The metastasizing WE scandal has many tendrils, like a noxious weed. It is spreading, inexorably, into the centre of the Trudeau government.
It may kill it.
The fundamentals are well-known. Justin Trudeau’s immediate family received hundreds of thousands in secret payments – after he became Prime Minister. Trudeau thereafter handed a billion-dollar contract to WE, and no one else was permitted to compete for it.
WE spied on Canadian journalists and their families. It hired Republican operatives to attack its enemies. It spent hundreds of thousands on lobbyists in the U.S. And, late last week, its staff was photographed carrying boxes of files out of its Toronto headquarters – to be taken where, we do not know.
Trudeau’s government has dropped precipitously in the polls, even against the leaderless Conservatives. The Liberal caucus is anonymously communicating its disgust to journalists, and there is talk of leadership change all over Ottawa.
So WE could topple Trudeau’s minority government. How can the Opposition ensure that it does? Ten ways.
1. Voters aren’t as motivated by scandal as journalists and politicos are. They’ve heard cries of “scandal” too often. Leaders and policies matter more, to them. But …
2 … the role of every war room this writer has run is not to win the election. Our role is always to knock the other side off their agenda, so they can’t showcase their leadership and ideas. You can’t score when you are constantly trying to keep pucks out of the net.
3. That’s the political value of #WEscandal to the opposition. It gives them an opportunity to totally dismantle the Liberal Party’s leadership (the Trudeau brand, which is massive in Canadian politics) and the party’s policies (their response to the pandemic, which has been popular.)

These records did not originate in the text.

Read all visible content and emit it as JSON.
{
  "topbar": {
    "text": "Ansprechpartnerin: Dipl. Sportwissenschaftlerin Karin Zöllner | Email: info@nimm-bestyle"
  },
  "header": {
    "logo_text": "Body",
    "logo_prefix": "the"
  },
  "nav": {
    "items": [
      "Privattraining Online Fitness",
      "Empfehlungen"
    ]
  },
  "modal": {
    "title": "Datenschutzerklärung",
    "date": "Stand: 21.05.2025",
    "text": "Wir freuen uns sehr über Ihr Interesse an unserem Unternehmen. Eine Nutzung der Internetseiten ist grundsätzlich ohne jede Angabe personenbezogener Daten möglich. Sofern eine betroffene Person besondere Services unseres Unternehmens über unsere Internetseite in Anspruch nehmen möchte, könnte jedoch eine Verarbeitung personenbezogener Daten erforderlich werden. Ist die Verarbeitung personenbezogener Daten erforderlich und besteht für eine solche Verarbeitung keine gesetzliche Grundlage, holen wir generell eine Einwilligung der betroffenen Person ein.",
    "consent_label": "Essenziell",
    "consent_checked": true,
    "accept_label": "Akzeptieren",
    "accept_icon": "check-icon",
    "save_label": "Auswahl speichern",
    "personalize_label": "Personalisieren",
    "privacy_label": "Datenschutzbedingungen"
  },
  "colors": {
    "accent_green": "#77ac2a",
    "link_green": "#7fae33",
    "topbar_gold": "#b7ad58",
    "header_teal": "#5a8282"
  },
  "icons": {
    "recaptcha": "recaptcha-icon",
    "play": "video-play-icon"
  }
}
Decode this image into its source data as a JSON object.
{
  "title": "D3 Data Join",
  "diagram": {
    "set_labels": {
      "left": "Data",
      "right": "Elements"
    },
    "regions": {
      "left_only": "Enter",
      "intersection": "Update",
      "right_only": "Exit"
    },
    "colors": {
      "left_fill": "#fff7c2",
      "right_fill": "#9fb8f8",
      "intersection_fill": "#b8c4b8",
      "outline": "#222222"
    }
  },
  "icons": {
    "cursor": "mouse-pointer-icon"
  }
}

4. The WE scandal is lethal to the Trudeau brand not just because it hurts Justin Trudeau. This seamy, sordid affair also touches his wife, his brother and (critically) his mother. This scandal reaches back in time. It muddies the name of Pierre Elliott Trudeau and the family’s public service. That is a scandal without precedent.
5. The defining political event of our lives is the pandemic, and how governments respond to it. It’s why Trump will lose – and why Trudeau still could. Kickbacks to Trudeaus? A sole-sourced billion-dollar contract for friends? That means they used the pandemic – their key strength! – to line their pockets. That is unforgiveable and therefore politically deadly.
6. The Liberal Party is dropping in the polls because this scandal is damaging personally (to the Trudeaus) and politically (vis-a-vis the pandemic). Those are gaping wounds. The opposition need to keep picking at them until they’re infected. Make those the ballot questions; nothing else.
7. The smarmy, smug, smirking Keilburgers aren’t on the ballot. The Trudeau brand, and his response to the pandemic are. The Opposition parties need to focus only on those. They need to use every means at their disposal to do so, but not with prosecutors who turn people off. They need to be disciplined – which is easier said than done in the Twitter era.
8. Political reputations aren’t shredded in a single day. It takes many days to build one up, and many days to take one down. The Tories, NDP and Bloc need to commit to prosecuting this scandal over the long term. They need to use their best people, and never let up, even when the media claim to be bored. They must be relentless.
9. The fact that the House isn’t really sitting is completely irrelevant. Political and media hacks love Question Period, but voters do not. They see it as what is wrong with the system, not what’s right. The Opposition must be creative: they need to prosecute the scandal in every possible venue, and not just in the cloistered confines of Parliament Hill. They need to make it ubiquitous.
10. In any war room I’ve led, I tell the young people who work for me the same thing, every day: if we force the other side to play defence 24/7, they can’t score and we can. The Opposition parties need to use this time to showcase their own leadership and policies. Because while scandals don’t win elections, they do create opportunity.
Warren Kinsella is a Canadian journalist, political adviser and commentator.